▶ Task details: Return all of the entries exactly, but do not include the pictures.

Data records
___
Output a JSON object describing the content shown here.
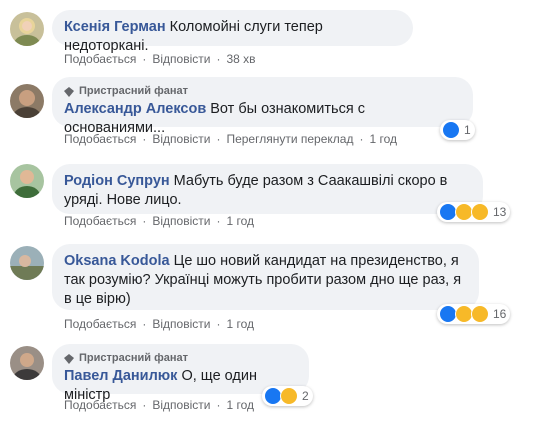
{
  "comments": [
    {
      "author": "Ксенія Герман",
      "text": "Коломойні слуги тепер недоторкані.",
      "actions": {
        "like": "Подобається",
        "reply": "Відповісти",
        "time": "38 хв"
      }
    },
    {
      "badge": "Пристрасний фанат",
      "author": "Александр Алексов",
      "text": "Вот бы ознакомиться с основаниями...",
      "actions": {
        "like": "Подобається",
        "reply": "Відповісти",
        "translate": "Переглянути переклад",
        "time": "1 год"
      },
      "reactions": {
        "count": "1",
        "icons": [
          "like-icon"
        ]
      }
    },
    {
      "author": "Родіон Супрун",
      "text": "Мабуть буде разом з Саакашвілі скоро в уряді. Нове лицо.",
      "actions": {
        "like": "Подобається",
        "reply": "Відповісти",
        "time": "1 год"
      },
      "reactions": {
        "count": "13",
        "icons": [
          "like-icon",
          "sad-icon",
          "haha-icon"
        ]
      }
    },
    {
      "author": "Oksana Kodola",
      "text": "Це шо новий кандидат на президенство, я так розумію? Українці можуть пробити разом дно ще раз, я в це вірю)",
      "actions": {
        "like": "Подобається",
        "reply": "Відповісти",
        "time": "1 год"
      },
      "reactions": {
        "count": "16",
        "icons": [
          "like-icon",
          "sad-icon",
          "haha-icon"
        ]
      }
    },
    {
      "badge": "Пристрасний фанат",
      "author": "Павел Данилюк",
      "text": "О, ще один міністр",
      "actions": {
        "like": "Подобається",
        "reply": "Відповісти",
        "time": "1 год"
      },
      "reactions": {
        "count": "2",
        "icons": [
          "like-icon",
          "haha-icon"
        ]
      }
    }
  ],
  "colors": {
    "link": "#385898",
    "bubble": "#f0f2f5",
    "meta": "#65676b",
    "like": "#1877f2",
    "emoji": "#f7b928"
  }
}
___
▶ Exercise result:
Output a JSON object describing the content shown here.
{
  "comments": [
    {
      "author": "Ксенія Герман",
      "text": "Коломойні слуги тепер недоторкані.",
      "actions": {
        "like": "Подобається",
        "reply": "Відповісти",
        "time": "38 хв"
      }
    },
    {
      "badge": "Пристрасний фанат",
      "author": "Александр Алексов",
      "text": "Вот бы ознакомиться с основаниями...",
      "actions": {
        "like": "Подобається",
        "reply": "Відповісти",
        "translate": "Переглянути переклад",
        "time": "1 год"
      },
      "reactions": {
        "count": "1",
        "icons": [
          "like-icon"
        ]
      }
    },
    {
      "author": "Родіон Супрун",
      "text": "Мабуть буде разом з Саакашвілі скоро в уряді. Нове лицо.",
      "actions": {
        "like": "Подобається",
        "reply": "Відповісти",
        "time": "1 год"
      },
      "reactions": {
        "count": "13",
        "icons": [
          "like-icon",
          "sad-icon",
          "haha-icon"
        ]
      }
    },
    {
      "author": "Oksana Kodola",
      "text": "Це шо новий кандидат на президенство, я так розумію? Українці можуть пробити разом дно ще раз, я в це вірю)",
      "actions": {
        "like": "Подобається",
        "reply": "Відповісти",
        "time": "1 год"
      },
      "reactions": {
        "count": "16",
        "icons": [
          "like-icon",
          "sad-icon",
          "haha-icon"
        ]
      }
    },
    {
      "badge": "Пристрасний фанат",
      "author": "Павел Данилюк",
      "text": "О, ще один міністр",
      "actions": {
        "like": "Подобається",
        "reply": "Відповісти",
        "time": "1 год"
      },
      "reactions": {
        "count": "2",
        "icons": [
          "like-icon",
          "haha-icon"
        ]
      }
    }
  ],
  "colors": {
    "link": "#385898",
    "bubble": "#f0f2f5",
    "meta": "#65676b",
    "like": "#1877f2",
    "emoji": "#f7b928"
  }
}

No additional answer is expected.